Investing in the Workforce
Retaining and developing CUP’s employees was fundamental in order to improve their product offering and lead innovation in the pump solutions industry. The landmark ‘Clyde Union Academy’ was launched and became the hub of staff training and development. The training given to the staff, importantly, raised skills and expertise throughout the global workforce.
Significant investment was made in machinery and testing equipment at key facilities, equipping the employees with the tools in order to demonstrate their enhanced engineering capabilities. As a result of improving CUP’s product offering, the business continually launched market-led new products, staying ahead of their competitors, and establishing the company as a technology leader in their key markets.
Furthermore, CUP were able to continue to build their workforce by attracting talent from rival competitors who were releasing people due to the challenging economic climate at the time.
Despite the 2008 acquisition of Union Pump significantly increasing CUP’s international presence, further geographic expansion was crucial in cementing their place as a major player in the global pump engineering solutions market.
By 2010 further expansion had been achieved by;
Given the scale of the continued growth, the total number of employees duly increased from 535 in 2007 to over 2200 in 2011.
At the time of CBC’s exit from the company in 2011, CUP was undoubtedly a leading player within the pump solutions market, experiencing a remarkable period of growth.
In 2011 CUP had a total of 9 global manufacturing locations, an unrivalled global service network with 25 service facilities across the globe, and presence in over 100 countries.

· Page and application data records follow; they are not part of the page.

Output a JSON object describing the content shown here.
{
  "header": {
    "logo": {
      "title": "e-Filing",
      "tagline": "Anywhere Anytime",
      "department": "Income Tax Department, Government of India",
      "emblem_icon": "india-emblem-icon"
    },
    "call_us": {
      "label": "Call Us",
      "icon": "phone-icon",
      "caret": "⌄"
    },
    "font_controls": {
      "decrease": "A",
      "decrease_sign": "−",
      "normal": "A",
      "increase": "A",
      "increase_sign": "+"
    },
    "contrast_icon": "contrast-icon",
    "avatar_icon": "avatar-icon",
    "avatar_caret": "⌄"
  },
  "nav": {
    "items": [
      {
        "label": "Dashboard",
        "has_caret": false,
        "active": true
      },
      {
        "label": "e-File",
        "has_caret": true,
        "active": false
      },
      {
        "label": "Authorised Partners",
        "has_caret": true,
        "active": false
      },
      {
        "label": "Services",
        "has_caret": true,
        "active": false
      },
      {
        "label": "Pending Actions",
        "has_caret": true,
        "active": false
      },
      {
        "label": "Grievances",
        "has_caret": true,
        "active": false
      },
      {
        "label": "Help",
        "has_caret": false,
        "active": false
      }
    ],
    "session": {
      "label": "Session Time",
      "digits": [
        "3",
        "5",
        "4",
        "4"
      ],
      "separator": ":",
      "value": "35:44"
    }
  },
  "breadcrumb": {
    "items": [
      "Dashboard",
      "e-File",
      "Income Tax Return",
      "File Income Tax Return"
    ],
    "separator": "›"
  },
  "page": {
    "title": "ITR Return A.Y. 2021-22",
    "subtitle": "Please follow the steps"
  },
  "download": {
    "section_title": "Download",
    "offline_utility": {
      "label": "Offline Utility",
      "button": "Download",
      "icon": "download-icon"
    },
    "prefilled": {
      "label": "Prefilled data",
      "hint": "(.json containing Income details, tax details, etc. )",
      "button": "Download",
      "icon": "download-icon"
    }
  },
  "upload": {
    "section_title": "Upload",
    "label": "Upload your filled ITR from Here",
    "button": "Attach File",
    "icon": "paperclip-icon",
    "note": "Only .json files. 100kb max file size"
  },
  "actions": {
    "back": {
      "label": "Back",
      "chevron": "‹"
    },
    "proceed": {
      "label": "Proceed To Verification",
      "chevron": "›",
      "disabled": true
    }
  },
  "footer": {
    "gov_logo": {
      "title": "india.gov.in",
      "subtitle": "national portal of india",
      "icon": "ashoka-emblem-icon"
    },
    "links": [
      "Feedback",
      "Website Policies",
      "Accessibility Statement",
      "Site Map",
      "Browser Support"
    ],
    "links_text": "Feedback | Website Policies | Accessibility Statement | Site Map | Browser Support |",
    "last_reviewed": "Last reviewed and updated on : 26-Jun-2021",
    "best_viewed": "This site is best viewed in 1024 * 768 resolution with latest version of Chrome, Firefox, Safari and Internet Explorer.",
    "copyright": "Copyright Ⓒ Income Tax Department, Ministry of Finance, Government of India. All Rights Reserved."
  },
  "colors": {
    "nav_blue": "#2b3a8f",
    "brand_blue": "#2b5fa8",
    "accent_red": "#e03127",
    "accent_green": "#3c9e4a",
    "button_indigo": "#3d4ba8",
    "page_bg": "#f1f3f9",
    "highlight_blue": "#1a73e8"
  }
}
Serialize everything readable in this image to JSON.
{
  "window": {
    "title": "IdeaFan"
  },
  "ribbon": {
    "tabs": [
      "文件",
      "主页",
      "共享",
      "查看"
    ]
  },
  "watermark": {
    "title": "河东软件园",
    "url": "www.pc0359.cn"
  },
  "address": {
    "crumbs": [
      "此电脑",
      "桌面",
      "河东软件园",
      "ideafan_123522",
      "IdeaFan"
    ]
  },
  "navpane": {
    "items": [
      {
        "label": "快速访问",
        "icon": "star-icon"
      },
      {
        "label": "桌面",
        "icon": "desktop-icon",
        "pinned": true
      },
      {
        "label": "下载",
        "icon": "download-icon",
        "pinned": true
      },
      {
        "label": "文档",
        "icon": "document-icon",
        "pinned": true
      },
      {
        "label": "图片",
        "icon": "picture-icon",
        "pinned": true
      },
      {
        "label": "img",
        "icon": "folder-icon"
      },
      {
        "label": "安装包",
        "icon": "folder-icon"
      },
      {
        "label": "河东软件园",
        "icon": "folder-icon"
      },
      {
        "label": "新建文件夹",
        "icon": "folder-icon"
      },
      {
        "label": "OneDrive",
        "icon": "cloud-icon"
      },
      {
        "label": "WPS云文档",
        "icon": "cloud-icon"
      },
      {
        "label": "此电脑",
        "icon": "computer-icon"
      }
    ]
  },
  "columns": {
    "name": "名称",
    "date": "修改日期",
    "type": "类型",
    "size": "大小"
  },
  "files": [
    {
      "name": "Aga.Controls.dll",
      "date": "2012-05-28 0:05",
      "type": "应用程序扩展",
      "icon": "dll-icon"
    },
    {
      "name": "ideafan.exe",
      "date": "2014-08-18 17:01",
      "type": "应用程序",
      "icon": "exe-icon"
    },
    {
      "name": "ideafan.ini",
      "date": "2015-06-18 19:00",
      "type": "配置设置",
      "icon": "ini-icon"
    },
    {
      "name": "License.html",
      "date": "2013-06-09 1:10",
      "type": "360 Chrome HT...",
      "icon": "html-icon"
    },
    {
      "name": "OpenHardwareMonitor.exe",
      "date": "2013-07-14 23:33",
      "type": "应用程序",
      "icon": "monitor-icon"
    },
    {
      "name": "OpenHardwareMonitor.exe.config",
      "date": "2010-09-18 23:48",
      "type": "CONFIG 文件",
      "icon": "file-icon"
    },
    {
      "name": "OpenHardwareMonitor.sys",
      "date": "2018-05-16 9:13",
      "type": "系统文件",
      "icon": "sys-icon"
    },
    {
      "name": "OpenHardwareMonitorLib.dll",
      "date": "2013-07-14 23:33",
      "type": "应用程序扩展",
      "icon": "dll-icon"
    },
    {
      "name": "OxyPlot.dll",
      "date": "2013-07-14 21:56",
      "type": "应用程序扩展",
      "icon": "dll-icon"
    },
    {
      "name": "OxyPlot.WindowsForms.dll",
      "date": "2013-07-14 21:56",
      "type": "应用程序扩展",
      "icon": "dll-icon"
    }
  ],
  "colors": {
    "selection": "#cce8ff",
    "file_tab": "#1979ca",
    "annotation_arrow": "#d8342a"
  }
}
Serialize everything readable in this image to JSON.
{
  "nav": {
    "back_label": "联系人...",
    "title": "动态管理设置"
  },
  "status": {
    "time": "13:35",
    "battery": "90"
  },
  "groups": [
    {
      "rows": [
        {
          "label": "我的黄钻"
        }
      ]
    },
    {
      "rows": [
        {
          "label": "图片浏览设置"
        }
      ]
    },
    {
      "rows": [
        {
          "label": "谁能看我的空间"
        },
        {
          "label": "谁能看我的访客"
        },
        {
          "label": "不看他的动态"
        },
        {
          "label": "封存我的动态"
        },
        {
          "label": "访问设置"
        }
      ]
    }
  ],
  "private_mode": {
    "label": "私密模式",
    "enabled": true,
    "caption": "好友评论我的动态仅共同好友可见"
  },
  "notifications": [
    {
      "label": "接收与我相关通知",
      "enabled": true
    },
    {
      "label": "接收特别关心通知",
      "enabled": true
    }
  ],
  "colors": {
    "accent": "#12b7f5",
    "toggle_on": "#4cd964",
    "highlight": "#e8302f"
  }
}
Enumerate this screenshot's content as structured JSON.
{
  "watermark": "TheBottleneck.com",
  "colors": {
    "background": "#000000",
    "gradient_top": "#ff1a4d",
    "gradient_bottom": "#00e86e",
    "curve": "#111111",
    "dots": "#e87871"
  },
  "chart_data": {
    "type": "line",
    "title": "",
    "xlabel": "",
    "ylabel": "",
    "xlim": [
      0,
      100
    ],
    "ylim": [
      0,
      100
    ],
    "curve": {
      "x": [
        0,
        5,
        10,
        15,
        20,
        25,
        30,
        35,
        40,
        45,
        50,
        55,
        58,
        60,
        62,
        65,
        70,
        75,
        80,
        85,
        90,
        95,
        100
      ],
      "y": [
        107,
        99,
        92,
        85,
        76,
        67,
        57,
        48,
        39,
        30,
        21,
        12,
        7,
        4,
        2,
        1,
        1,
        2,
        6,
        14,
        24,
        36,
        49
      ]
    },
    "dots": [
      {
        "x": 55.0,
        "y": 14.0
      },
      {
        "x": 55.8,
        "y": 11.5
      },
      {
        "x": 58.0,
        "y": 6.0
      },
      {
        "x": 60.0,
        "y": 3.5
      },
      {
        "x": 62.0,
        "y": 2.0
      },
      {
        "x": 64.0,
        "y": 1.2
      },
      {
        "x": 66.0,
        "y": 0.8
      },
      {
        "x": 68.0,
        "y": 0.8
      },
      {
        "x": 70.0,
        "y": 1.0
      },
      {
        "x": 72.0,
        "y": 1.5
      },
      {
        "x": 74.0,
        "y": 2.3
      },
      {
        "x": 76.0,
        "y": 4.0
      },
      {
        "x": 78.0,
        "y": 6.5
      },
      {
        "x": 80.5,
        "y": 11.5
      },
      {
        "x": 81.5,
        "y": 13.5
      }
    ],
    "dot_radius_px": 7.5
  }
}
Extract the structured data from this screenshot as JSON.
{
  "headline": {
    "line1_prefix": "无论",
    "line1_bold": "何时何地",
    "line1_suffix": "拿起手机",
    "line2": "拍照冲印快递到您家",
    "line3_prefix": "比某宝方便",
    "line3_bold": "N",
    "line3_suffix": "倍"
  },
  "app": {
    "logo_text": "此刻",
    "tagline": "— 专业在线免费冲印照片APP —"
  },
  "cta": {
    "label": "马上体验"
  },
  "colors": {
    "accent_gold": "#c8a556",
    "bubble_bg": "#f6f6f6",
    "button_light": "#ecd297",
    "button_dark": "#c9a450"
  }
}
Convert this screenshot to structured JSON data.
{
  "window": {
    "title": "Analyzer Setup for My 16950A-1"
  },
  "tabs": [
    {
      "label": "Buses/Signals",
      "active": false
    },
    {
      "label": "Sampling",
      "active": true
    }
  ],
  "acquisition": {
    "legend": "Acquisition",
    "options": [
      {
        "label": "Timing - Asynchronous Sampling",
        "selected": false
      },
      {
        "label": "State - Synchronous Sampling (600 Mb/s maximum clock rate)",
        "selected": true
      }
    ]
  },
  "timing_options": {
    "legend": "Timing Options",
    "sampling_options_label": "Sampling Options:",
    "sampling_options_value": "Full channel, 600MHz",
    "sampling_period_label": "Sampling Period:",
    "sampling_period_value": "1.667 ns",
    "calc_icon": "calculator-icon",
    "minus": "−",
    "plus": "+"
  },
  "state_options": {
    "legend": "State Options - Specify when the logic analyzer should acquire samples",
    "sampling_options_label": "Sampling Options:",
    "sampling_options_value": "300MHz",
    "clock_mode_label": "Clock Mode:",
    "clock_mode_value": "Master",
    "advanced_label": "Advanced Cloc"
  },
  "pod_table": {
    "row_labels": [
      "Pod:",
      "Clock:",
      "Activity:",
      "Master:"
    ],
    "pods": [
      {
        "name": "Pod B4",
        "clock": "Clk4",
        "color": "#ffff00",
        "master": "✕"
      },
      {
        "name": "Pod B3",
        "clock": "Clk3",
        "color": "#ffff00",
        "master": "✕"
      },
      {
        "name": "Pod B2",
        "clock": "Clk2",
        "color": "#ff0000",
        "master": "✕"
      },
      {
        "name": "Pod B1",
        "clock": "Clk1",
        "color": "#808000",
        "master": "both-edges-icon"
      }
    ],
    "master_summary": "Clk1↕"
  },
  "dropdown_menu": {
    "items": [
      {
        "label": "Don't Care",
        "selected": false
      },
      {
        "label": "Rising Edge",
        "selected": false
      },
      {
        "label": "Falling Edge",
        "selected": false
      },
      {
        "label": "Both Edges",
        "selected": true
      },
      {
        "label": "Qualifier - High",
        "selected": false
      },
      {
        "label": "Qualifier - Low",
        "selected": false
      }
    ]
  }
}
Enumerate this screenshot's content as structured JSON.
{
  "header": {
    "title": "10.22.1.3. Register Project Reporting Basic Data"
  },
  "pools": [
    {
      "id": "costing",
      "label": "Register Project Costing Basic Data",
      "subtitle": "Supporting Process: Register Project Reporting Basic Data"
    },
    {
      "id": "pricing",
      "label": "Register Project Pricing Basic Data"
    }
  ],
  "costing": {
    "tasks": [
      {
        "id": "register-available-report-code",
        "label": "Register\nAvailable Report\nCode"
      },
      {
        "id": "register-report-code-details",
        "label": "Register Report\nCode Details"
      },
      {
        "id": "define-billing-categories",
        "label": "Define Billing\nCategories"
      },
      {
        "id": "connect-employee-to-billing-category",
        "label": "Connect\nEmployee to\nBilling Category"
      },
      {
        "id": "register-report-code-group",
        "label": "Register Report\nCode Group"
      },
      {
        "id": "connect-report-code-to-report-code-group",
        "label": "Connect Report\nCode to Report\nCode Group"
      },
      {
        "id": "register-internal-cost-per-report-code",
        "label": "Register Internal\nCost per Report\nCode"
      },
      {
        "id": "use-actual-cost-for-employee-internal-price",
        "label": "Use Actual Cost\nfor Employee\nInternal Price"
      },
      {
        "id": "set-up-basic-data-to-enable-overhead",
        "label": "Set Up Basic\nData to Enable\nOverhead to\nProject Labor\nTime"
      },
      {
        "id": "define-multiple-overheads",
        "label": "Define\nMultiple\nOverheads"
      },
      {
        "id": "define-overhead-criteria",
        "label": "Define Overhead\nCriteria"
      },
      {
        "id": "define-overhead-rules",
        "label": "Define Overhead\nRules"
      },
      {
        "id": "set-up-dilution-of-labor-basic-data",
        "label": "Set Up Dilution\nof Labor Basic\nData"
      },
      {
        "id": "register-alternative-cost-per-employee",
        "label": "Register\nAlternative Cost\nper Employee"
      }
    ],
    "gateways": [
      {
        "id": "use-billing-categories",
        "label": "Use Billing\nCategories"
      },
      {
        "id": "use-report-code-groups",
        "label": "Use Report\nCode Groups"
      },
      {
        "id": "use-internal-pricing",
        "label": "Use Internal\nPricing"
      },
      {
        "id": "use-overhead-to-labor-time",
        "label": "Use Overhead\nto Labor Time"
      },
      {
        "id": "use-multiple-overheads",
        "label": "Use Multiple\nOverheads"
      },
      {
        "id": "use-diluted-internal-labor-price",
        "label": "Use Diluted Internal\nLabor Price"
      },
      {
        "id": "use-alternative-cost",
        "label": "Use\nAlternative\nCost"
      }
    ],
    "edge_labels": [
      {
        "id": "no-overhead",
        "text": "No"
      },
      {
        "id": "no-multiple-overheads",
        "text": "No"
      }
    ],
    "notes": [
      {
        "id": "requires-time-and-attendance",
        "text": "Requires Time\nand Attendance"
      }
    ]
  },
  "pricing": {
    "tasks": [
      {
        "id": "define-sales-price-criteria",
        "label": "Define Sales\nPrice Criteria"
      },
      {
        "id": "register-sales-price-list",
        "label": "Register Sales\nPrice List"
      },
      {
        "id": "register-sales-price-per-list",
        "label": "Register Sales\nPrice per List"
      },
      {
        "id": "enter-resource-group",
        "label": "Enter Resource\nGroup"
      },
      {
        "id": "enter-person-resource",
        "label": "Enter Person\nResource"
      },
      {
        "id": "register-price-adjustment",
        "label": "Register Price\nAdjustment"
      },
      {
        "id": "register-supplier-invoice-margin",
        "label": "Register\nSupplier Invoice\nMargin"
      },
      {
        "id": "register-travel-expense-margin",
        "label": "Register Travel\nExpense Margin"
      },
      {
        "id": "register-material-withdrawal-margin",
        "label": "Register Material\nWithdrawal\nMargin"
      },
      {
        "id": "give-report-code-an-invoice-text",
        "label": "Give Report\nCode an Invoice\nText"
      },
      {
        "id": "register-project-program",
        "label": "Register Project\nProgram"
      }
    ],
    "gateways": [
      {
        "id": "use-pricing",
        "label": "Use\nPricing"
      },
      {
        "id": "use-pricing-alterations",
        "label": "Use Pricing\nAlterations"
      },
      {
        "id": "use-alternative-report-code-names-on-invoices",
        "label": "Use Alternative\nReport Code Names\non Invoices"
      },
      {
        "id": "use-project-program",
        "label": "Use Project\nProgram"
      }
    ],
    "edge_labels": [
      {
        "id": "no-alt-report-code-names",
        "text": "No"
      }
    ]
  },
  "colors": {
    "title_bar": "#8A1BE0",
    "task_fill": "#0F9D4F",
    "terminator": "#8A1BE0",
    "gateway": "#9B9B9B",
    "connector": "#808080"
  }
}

The financial improvements recorded during this period were stellar. At the end of CBC’s four year ownership, CUP impressively recorded over £300m in revenue in 2011 (over £255m increase from 2007) and £40m EBITDA (a £34.5m increase from 2007). Furthermore, a staggering 60% growth of the business was achieved organically with an additional 40% through acquisition.
As a result of realising their goal of growing CUP into a global industry champion, there was inevitably an enormous amount of interest in the business. Consequently, CBC successfully exited the business in December 2011 to SPX, a listed US industrial conglomerate, delivering a market-leading return on invested capital.